- Opening Delimiter -

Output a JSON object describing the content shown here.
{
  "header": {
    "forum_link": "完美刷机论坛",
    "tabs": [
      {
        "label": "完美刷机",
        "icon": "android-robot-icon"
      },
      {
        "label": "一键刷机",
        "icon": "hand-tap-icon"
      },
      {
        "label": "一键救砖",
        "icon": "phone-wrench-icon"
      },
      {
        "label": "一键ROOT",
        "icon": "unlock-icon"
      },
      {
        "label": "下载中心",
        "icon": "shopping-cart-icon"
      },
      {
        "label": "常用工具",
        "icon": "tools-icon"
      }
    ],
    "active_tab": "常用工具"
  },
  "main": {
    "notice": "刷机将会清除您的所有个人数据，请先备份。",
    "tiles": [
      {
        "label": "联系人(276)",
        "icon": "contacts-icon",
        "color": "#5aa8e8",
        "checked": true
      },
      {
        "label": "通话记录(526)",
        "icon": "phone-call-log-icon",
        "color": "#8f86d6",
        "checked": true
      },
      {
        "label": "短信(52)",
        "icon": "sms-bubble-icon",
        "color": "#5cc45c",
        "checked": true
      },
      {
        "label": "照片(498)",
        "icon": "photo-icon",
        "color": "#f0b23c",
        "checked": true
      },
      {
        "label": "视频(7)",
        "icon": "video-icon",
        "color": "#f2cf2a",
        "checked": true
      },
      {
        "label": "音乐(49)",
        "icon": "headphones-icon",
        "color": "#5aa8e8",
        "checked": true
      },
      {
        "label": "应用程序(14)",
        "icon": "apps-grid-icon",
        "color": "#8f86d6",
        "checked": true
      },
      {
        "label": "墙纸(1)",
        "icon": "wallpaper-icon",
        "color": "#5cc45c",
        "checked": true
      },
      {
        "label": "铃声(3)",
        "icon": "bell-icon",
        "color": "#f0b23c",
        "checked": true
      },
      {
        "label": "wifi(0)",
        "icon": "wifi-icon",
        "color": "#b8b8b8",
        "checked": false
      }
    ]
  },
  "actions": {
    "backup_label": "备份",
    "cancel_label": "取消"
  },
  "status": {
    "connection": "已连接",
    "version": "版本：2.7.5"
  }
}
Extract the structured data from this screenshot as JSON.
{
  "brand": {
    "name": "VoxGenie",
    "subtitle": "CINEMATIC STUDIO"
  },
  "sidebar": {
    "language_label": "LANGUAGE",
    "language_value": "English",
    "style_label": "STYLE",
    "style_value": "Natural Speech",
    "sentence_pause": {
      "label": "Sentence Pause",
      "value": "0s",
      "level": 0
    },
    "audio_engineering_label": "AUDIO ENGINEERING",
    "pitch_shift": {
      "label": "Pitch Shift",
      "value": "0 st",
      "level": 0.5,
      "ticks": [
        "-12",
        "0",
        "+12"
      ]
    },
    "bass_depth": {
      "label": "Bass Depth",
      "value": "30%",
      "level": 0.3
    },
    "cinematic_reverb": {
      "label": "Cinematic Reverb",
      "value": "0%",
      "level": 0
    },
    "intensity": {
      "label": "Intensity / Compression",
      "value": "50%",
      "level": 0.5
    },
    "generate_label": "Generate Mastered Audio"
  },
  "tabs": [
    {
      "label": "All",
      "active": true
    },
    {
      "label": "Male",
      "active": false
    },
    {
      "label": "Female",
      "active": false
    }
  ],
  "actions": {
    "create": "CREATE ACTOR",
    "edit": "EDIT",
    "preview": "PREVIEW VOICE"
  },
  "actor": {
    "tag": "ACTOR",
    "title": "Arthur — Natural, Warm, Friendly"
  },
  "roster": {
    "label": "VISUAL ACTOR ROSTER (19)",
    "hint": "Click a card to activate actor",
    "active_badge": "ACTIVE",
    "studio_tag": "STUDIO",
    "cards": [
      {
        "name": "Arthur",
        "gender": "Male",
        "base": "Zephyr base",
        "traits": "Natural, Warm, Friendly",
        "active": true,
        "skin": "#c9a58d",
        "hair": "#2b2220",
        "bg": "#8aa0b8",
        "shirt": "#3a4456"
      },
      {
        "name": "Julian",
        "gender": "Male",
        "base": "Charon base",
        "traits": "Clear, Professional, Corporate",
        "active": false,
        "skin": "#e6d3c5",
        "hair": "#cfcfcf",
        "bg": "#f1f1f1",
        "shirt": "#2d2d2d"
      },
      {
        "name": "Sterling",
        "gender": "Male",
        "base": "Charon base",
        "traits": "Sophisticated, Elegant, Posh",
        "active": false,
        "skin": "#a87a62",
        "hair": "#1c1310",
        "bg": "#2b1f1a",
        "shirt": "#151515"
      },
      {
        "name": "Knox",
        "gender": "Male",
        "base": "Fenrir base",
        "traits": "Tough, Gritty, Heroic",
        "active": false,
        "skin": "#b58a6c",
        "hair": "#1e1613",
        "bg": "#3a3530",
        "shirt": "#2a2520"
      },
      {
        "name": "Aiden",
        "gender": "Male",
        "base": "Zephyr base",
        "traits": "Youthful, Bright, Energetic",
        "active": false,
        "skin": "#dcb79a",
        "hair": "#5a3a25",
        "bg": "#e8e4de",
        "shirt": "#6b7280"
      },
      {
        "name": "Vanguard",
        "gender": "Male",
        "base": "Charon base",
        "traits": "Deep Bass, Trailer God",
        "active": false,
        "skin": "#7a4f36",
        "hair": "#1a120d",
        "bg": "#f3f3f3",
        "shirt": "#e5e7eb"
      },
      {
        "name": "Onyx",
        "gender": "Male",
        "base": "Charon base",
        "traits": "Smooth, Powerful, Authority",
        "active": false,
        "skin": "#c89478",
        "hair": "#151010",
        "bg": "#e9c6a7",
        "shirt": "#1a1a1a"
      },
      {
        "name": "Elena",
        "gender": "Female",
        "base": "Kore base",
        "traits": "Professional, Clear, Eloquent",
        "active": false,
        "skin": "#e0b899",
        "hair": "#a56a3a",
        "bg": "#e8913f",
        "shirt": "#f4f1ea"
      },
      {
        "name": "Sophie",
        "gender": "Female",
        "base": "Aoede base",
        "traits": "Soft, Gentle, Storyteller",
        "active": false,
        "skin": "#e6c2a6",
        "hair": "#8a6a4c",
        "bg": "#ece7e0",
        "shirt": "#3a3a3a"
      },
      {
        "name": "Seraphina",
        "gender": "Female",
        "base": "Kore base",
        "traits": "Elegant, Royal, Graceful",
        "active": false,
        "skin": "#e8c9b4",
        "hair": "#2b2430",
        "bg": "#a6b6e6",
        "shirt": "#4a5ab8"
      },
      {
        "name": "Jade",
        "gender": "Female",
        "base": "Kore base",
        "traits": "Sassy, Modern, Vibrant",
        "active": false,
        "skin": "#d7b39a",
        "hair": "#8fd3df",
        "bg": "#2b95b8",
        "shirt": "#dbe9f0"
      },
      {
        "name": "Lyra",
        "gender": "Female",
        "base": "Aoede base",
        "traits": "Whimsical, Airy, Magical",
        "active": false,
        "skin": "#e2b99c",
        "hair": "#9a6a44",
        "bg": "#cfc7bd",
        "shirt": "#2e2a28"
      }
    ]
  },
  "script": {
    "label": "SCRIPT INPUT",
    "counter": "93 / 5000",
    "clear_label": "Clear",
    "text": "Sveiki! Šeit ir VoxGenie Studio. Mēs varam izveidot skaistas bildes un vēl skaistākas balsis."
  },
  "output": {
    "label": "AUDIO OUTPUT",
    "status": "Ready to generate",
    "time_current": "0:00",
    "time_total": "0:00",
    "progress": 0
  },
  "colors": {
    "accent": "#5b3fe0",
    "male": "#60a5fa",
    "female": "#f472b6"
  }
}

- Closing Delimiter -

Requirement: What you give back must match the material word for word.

Your solution:
Output a JSON object describing the content shown here.
{
  "header": {
    "forum_link": "完美刷机论坛",
    "tabs": [
      {
        "label": "完美刷机",
        "icon": "android-robot-icon"
      },
      {
        "label": "一键刷机",
        "icon": "hand-tap-icon"
      },
      {
        "label": "一键救砖",
        "icon": "phone-wrench-icon"
      },
      {
        "label": "一键ROOT",
        "icon": "unlock-icon"
      },
      {
        "label": "下载中心",
        "icon": "shopping-cart-icon"
      },
      {
        "label": "常用工具",
        "icon": "tools-icon"
      }
    ],
    "active_tab": "常用工具"
  },
  "main": {
    "notice": "刷机将会清除您的所有个人数据，请先备份。",
    "tiles": [
      {
        "label": "联系人(276)",
        "icon": "contacts-icon",
        "color": "#5aa8e8",
        "checked": true
      },
      {
        "label": "通话记录(526)",
        "icon": "phone-call-log-icon",
        "color": "#8f86d6",
        "checked": true
      },
      {
        "label": "短信(52)",
        "icon": "sms-bubble-icon",
        "color": "#5cc45c",
        "checked": true
      },
      {
        "label": "照片(498)",
        "icon": "photo-icon",
        "color": "#f0b23c",
        "checked": true
      },
      {
        "label": "视频(7)",
        "icon": "video-icon",
        "color": "#f2cf2a",
        "checked": true
      },
      {
        "label": "音乐(49)",
        "icon": "headphones-icon",
        "color": "#5aa8e8",
        "checked": true
      },
      {
        "label": "应用程序(14)",
        "icon": "apps-grid-icon",
        "color": "#8f86d6",
        "checked": true
      },
      {
        "label": "墙纸(1)",
        "icon": "wallpaper-icon",
        "color": "#5cc45c",
        "checked": true
      },
      {
        "label": "铃声(3)",
        "icon": "bell-icon",
        "color": "#f0b23c",
        "checked": true
      },
      {
        "label": "wifi(0)",
        "icon": "wifi-icon",
        "color": "#b8b8b8",
        "checked": false
      }
    ]
  },
  "actions": {
    "backup_label": "备份",
    "cancel_label": "取消"
  },
  "status": {
    "connection": "已连接",
    "version": "版本：2.7.5"
  }
}
Extract the structured data from this screenshot as JSON.
{
  "brand": {
    "name": "VoxGenie",
    "subtitle": "CINEMATIC STUDIO"
  },
  "sidebar": {
    "language_label": "LANGUAGE",
    "language_value": "English",
    "style_label": "STYLE",
    "style_value": "Natural Speech",
    "sentence_pause": {
      "label": "Sentence Pause",
      "value": "0s",
      "level": 0
    },
    "audio_engineering_label": "AUDIO ENGINEERING",
    "pitch_shift": {
      "label": "Pitch Shift",
      "value": "0 st",
      "level": 0.5,
      "ticks": [
        "-12",
        "0",
        "+12"
      ]
    },
    "bass_depth": {
      "label": "Bass Depth",
      "value": "30%",
      "level": 0.3
    },
    "cinematic_reverb": {
      "label": "Cinematic Reverb",
      "value": "0%",
      "level": 0
    },
    "intensity": {
      "label": "Intensity / Compression",
      "value": "50%",
      "level": 0.5
    },
    "generate_label": "Generate Mastered Audio"
  },
  "tabs": [
    {
      "label": "All",
      "active": true
    },
    {
      "label": "Male",
      "active": false
    },
    {
      "label": "Female",
      "active": false
    }
  ],
  "actions": {
    "create": "CREATE ACTOR",
    "edit": "EDIT",
    "preview": "PREVIEW VOICE"
  },
  "actor": {
    "tag": "ACTOR",
    "title": "Arthur — Natural, Warm, Friendly"
  },
  "roster": {
    "label": "VISUAL ACTOR ROSTER (19)",
    "hint": "Click a card to activate actor",
    "active_badge": "ACTIVE",
    "studio_tag": "STUDIO",
    "cards": [
      {
        "name": "Arthur",
        "gender": "Male",
        "base": "Zephyr base",
        "traits": "Natural, Warm, Friendly",
        "active": true,
        "skin": "#c9a58d",
        "hair": "#2b2220",
        "bg": "#8aa0b8",
        "shirt": "#3a4456"
      },
      {
        "name": "Julian",
        "gender": "Male",
        "base": "Charon base",
        "traits": "Clear, Professional, Corporate",
        "active": false,
        "skin": "#e6d3c5",
        "hair": "#cfcfcf",
        "bg": "#f1f1f1",
        "shirt": "#2d2d2d"
      },
      {
        "name": "Sterling",
        "gender": "Male",
        "base": "Charon base",
        "traits": "Sophisticated, Elegant, Posh",
        "active": false,
        "skin": "#a87a62",
        "hair": "#1c1310",
        "bg": "#2b1f1a",
        "shirt": "#151515"
      },
      {
        "name": "Knox",
        "gender": "Male",
        "base": "Fenrir base",
        "traits": "Tough, Gritty, Heroic",
        "active": false,
        "skin": "#b58a6c",
        "hair": "#1e1613",
        "bg": "#3a3530",
        "shirt": "#2a2520"
      },
      {
        "name": "Aiden",
        "gender": "Male",
        "base": "Zephyr base",
        "traits": "Youthful, Bright, Energetic",
        "active": false,
        "skin": "#dcb79a",
        "hair": "#5a3a25",
        "bg": "#e8e4de",
        "shirt": "#6b7280"
      },
      {
        "name": "Vanguard",
        "gender": "Male",
        "base": "Charon base",
        "traits": "Deep Bass, Trailer God",
        "active": false,
        "skin": "#7a4f36",
        "hair": "#1a120d",
        "bg": "#f3f3f3",
        "shirt": "#e5e7eb"
      },
      {
        "name": "Onyx",
        "gender": "Male",
        "base": "Charon base",
        "traits": "Smooth, Powerful, Authority",
        "active": false,
        "skin": "#c89478",
        "hair": "#151010",
        "bg": "#e9c6a7",
        "shirt": "#1a1a1a"
      },
      {
        "name": "Elena",
        "gender": "Female",
        "base": "Kore base",
        "traits": "Professional, Clear, Eloquent",
        "active": false,
        "skin": "#e0b899",
        "hair": "#a56a3a",
        "bg": "#e8913f",
        "shirt": "#f4f1ea"
      },
      {
        "name": "Sophie",
        "gender": "Female",
        "base": "Aoede base",
        "traits": "Soft, Gentle, Storyteller",
        "active": false,
        "skin": "#e6c2a6",
        "hair": "#8a6a4c",
        "bg": "#ece7e0",
        "shirt": "#3a3a3a"
      },
      {
        "name": "Seraphina",
        "gender": "Female",
        "base": "Kore base",
        "traits": "Elegant, Royal, Graceful",
        "active": false,
        "skin": "#e8c9b4",
        "hair": "#2b2430",
        "bg": "#a6b6e6",
        "shirt": "#4a5ab8"
      },
      {
        "name": "Jade",
        "gender": "Female",
        "base": "Kore base",
        "traits": "Sassy, Modern, Vibrant",
        "active": false,
        "skin": "#d7b39a",
        "hair": "#8fd3df",
        "bg": "#2b95b8",
        "shirt": "#dbe9f0"
      },
      {
        "name": "Lyra",
        "gender": "Female",
        "base": "Aoede base",
        "traits": "Whimsical, Airy, Magical",
        "active": false,
        "skin": "#e2b99c",
        "hair": "#9a6a44",
        "bg": "#cfc7bd",
        "shirt": "#2e2a28"
      }
    ]
  },
  "script": {
    "label": "SCRIPT INPUT",
    "counter": "93 / 5000",
    "clear_label": "Clear",
    "text": "Sveiki! Šeit ir VoxGenie Studio. Mēs varam izveidot skaistas bildes un vēl skaistākas balsis."
  },
  "output": {
    "label": "AUDIO OUTPUT",
    "status": "Ready to generate",
    "time_current": "0:00",
    "time_total": "0:00",
    "progress": 0
  },
  "colors": {
    "accent": "#5b3fe0",
    "male": "#60a5fa",
    "female": "#f472b6"
  }
}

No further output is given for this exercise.